_Instructions for the task_
If a line in the data has the string "color", please show it.

[Dataset rows for apps and sites]
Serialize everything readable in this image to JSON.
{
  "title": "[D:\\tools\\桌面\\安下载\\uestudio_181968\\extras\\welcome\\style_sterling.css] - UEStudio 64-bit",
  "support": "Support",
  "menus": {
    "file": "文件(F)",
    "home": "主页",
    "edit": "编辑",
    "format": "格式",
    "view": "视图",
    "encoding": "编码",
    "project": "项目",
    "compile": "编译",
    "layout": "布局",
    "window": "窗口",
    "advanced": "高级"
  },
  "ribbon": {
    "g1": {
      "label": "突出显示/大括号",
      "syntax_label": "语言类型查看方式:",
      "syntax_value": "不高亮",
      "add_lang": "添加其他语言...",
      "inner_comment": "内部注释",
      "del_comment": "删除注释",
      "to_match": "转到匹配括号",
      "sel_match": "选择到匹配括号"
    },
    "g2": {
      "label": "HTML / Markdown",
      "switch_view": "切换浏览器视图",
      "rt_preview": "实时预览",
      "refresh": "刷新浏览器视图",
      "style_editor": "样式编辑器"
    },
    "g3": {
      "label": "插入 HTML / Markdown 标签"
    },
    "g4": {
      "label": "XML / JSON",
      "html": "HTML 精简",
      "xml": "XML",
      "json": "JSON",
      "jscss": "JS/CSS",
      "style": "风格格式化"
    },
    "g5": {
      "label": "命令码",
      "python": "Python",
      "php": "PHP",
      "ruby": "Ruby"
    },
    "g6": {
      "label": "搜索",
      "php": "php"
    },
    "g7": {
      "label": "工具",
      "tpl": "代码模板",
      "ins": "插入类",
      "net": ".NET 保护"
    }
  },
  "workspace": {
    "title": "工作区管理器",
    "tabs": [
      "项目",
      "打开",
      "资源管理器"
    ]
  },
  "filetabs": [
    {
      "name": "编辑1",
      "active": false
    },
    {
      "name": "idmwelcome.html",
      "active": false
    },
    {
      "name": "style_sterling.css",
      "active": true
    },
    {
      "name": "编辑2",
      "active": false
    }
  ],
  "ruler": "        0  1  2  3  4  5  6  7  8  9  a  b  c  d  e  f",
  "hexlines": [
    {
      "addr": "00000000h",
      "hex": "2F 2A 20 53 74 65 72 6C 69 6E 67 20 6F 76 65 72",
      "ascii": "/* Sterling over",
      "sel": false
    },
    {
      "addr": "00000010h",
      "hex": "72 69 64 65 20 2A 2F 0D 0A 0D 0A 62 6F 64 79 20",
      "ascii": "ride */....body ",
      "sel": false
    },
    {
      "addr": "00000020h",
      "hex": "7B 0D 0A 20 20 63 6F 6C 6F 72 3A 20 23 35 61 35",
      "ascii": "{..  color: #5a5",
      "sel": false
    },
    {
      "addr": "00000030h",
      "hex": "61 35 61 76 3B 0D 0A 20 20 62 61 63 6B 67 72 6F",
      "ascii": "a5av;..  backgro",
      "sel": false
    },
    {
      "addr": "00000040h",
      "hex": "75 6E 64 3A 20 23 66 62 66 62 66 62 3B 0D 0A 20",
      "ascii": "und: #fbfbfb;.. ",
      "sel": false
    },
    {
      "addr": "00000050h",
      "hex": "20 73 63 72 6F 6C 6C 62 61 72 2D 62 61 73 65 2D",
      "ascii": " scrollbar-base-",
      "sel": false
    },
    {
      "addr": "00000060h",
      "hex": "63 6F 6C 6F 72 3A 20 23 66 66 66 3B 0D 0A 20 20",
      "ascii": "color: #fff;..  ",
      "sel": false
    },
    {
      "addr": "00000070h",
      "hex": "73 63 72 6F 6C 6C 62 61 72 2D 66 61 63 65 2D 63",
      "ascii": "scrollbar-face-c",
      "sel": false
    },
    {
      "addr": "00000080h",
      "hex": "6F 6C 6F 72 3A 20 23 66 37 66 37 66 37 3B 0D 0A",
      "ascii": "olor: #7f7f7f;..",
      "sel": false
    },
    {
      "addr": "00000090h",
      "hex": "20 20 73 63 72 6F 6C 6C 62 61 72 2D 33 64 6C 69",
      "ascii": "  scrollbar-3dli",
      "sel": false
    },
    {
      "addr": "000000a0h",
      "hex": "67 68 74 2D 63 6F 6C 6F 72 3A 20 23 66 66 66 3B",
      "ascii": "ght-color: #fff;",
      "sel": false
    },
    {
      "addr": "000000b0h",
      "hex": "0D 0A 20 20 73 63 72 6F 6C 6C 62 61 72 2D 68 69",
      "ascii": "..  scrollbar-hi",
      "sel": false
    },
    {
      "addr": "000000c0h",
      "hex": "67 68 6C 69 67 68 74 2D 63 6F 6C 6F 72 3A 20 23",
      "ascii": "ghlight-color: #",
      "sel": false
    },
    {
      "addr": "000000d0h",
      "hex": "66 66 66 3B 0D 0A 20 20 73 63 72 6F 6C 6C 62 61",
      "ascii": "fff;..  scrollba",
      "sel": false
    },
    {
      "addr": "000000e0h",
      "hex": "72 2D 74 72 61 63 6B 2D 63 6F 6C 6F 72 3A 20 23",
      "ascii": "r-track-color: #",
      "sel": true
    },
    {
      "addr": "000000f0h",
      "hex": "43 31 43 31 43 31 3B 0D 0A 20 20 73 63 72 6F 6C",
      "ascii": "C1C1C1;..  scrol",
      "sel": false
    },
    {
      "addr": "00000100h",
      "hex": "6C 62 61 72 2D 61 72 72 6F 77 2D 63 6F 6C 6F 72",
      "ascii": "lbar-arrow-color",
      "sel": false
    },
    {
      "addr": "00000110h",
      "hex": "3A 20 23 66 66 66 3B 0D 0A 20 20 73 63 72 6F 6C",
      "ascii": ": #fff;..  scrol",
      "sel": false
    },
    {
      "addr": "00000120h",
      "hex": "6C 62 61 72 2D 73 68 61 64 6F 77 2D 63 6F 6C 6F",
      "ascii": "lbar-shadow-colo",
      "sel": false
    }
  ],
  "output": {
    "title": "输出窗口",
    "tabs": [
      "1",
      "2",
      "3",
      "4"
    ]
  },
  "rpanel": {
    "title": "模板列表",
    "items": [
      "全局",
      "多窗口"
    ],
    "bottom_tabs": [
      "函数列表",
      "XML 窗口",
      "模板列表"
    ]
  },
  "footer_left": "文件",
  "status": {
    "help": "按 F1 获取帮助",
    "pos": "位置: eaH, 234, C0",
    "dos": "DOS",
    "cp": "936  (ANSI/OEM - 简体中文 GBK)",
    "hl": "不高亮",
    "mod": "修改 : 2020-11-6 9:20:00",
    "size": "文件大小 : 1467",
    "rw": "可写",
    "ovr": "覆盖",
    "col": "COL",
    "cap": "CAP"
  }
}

_Solution to this exercise_
      "ascii": "{..  color: #5a5",
      "ascii": "color: #fff;..  ",
      "ascii": "ght-color: #fff;",
      "ascii": "ghlight-color: #",
      "ascii": "r-track-color: #",
      "ascii": "lbar-arrow-color",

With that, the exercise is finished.